Mess happens! Use it as a teaching tool. Whoever messed gets to help clean it up and when they are old enough they get to clean it up by themselves! Don’t get all flustered and stressed. We use up more time and energy getting all flustered and stressed than we do by calmly dealing with the situation.

The dining room should be swept and dusted every day as this is where food is eaten, so it should be a clean environment.


Keep a notepad and pen in the kitchen so that you can make a list of things you need before they run out.

Dust with a damp cloth to prevent dust circulating in the air, especially if you have family members who have allergies.

Use old shoulder pads to wax and polish.

Rust; A moist ( not dry ) pumice stone can remove rust marks off baths and basins.

Windows; Take a bucket of warm water. Add 1 part white vinegar to 4 parts water. Clean windows with a sponge. Buff with newspaper.

Or; Mix water and cornflour to a milky consistency. Use a cloth to clean and shine.

Or; Mix a quarter cup of white vinegar into a bucket of warm water. Wash windows with a soft cloth. Buff to a shine.

White vinegar can kill up to 92% of bacteria.

General Cleaner; 1 cup white vinegar – 1 cup water. Mix in a spray bottle. Spray and wipe. The odor will evaporate when it is dry. To remove stubborn marks, warm the mixture first.


Red Wine – Cover the spill immediately with salt or bi-carbonate of soda. Wash as normal. If the spill is on a carpet vacuum when the salt is dry.

Salad Dressing – Apply cornflour or maizena to absorb the grease. If an orange spot remains blot( don’t rub) with white vinegar until the stain disappears. Wash as usual.

Chocolate – Soak for 30 minutes in cold water then wash as usual.

Curry – Squeeze lemon juice over. Wash as normal.

Mud – Allow to dry. Sprinkle bi-carbonate of soda over the patch then vacuum.

To remove candle wax place a piece of brown paper over the spilled wax then iron until the paper has absorbed all the wax.

Air Freshener; 2cups cold water – 1 teaspoon bi-carbonate of soda ( to neutralize the acid smells) – 1 tablespoon lemon juice ( to neutralize the alkaline smells ) and a few drops of your favourite essential oil. Place all in a spray bottle and spray!

Cooking Vegetables

If the vegetable grows above the soil then place in hot or boiling water to cook.

If the vegetable grows under the soil then place it in cold water and let the water come up to the boil.

i.e. Once boiling – potatoes – 15 – 20 minutes; Carrots 10 minutes; Broccoli 5 minutes.

Don’t overcook vegetables. They should be crisp and crunchy not soggy!

Ironing; Always use a clean cloth to avoid scorch marks. Iron inside out first then finish off if needed on the right side. Clean the bottom of the iron with a paste of salt and vinegar. Rub onto the bottom of the iron. Wipe off.
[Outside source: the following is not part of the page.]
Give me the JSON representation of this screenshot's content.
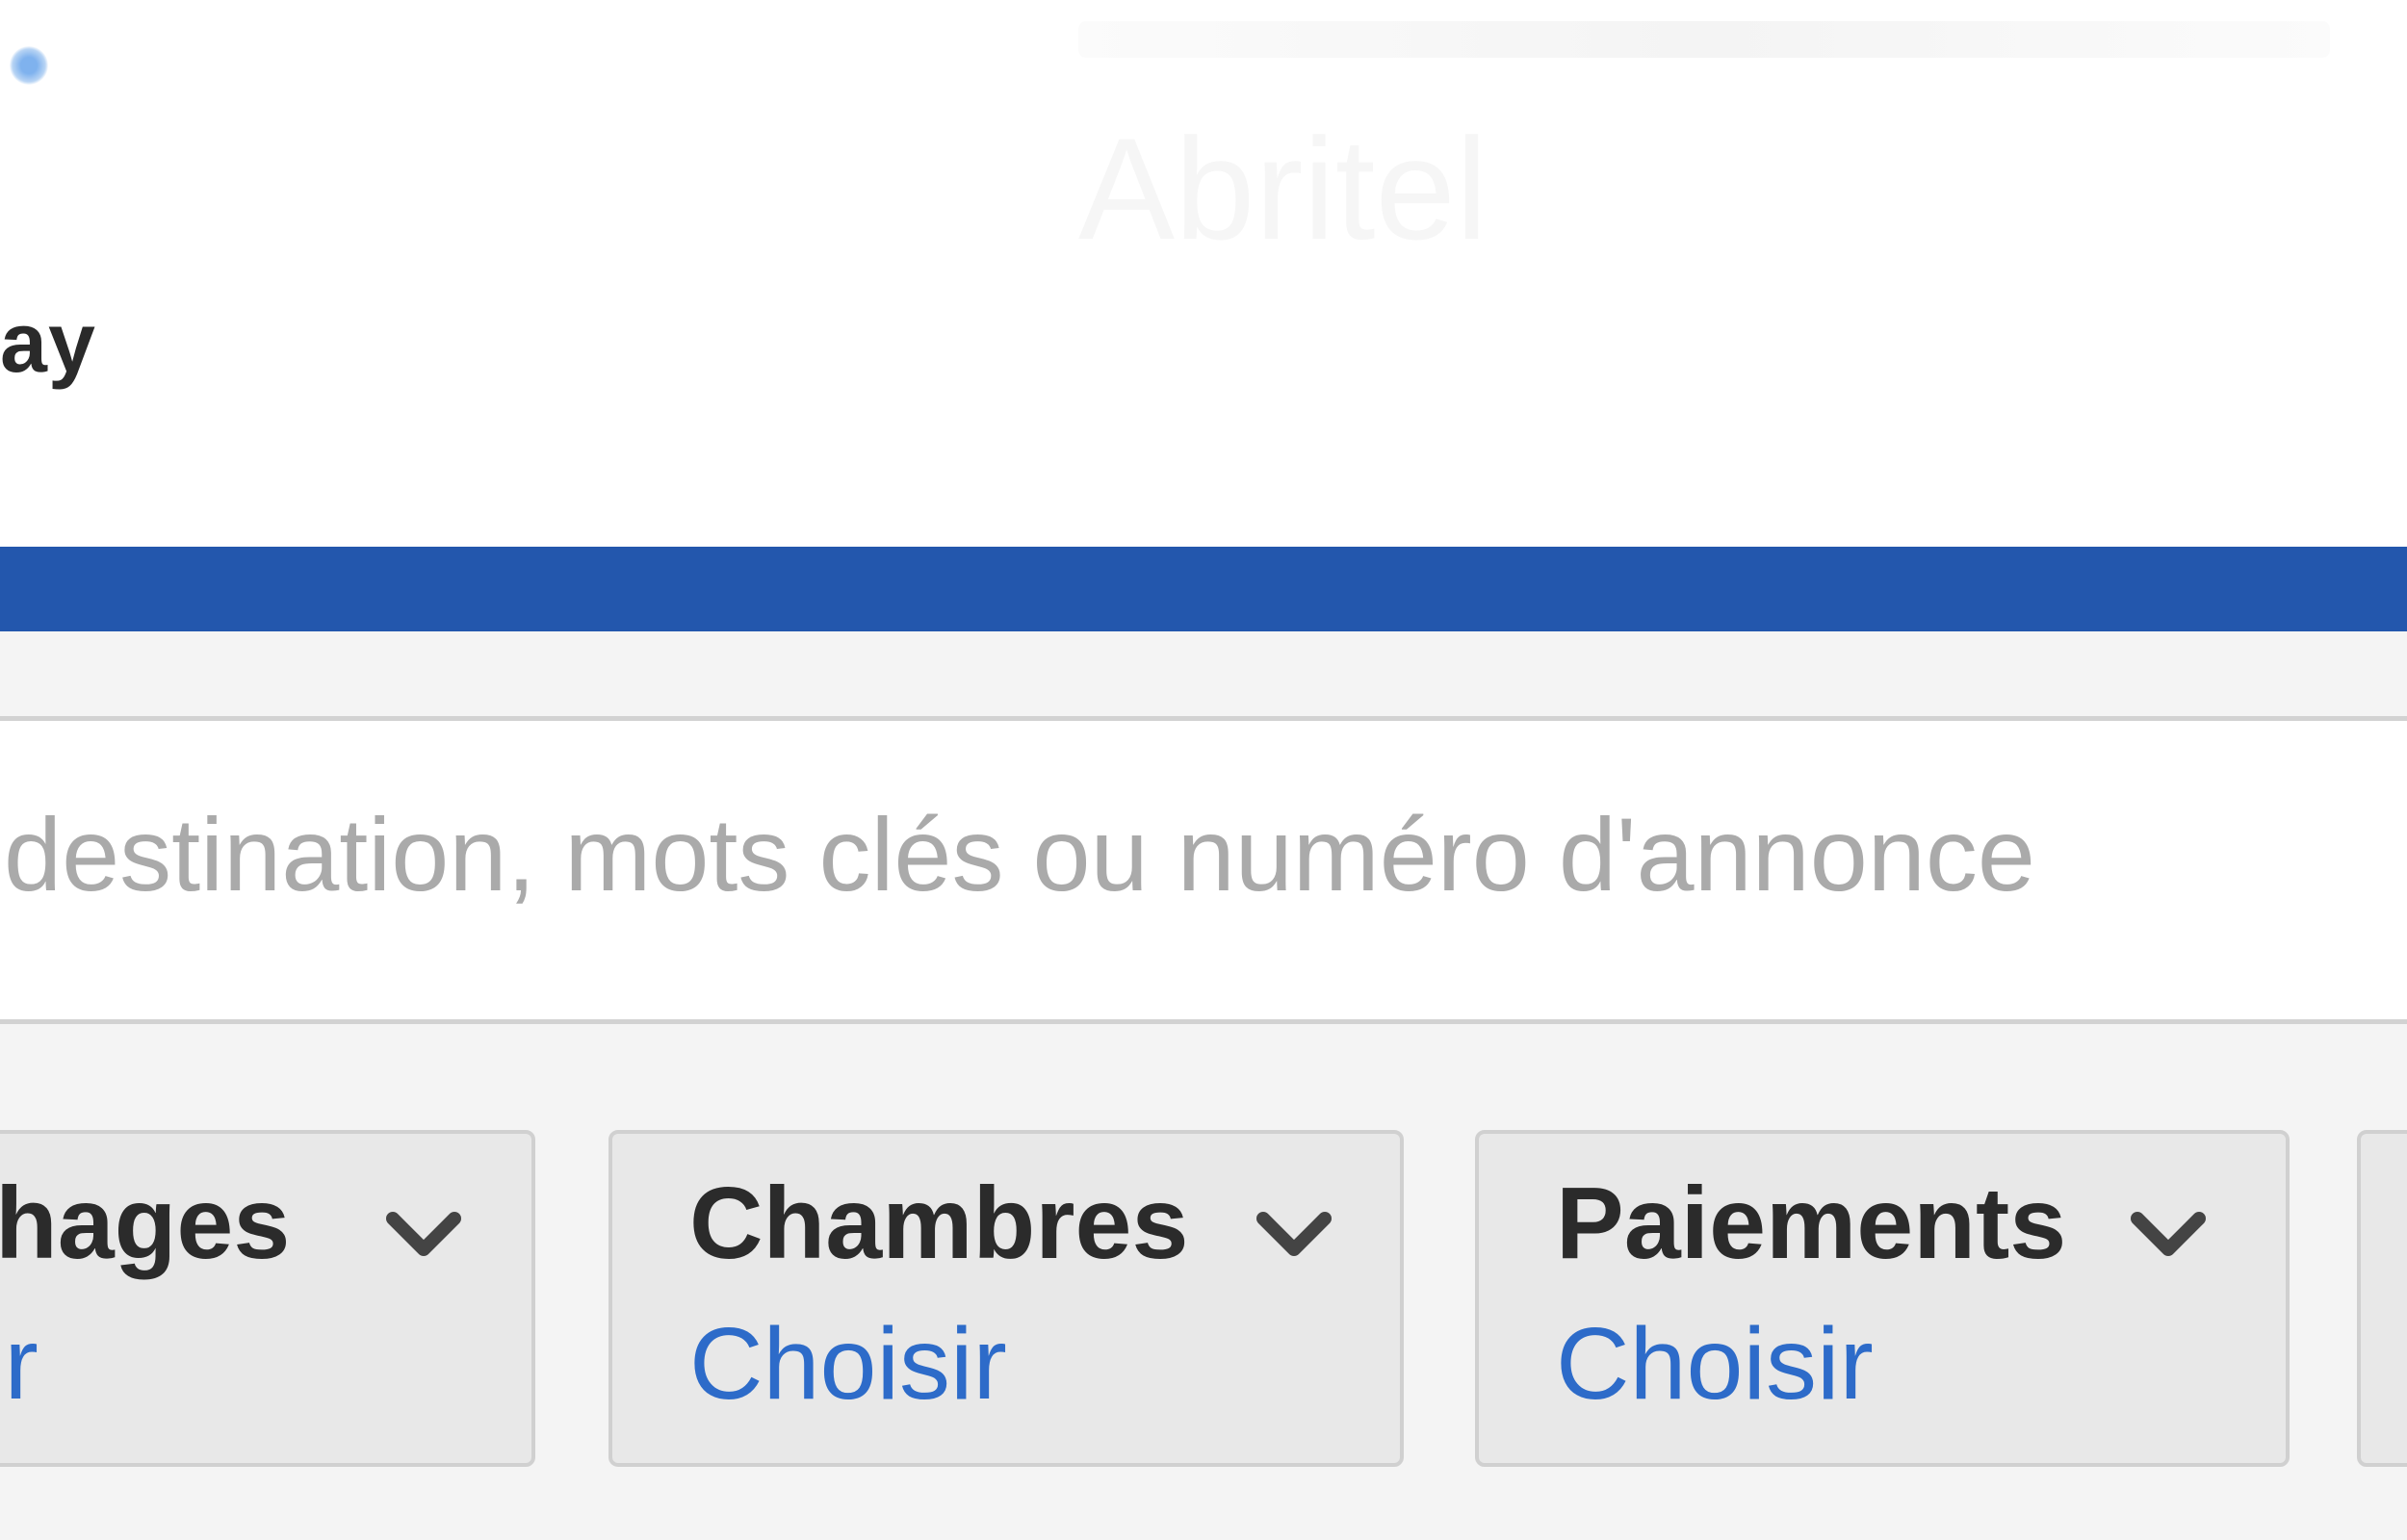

By making simple changes in the way you clean around the house will dramatically minimize your daily toxin exposure. For me information and to sign up for local classes to help you get started visit a Maximized Living Doctor in your area.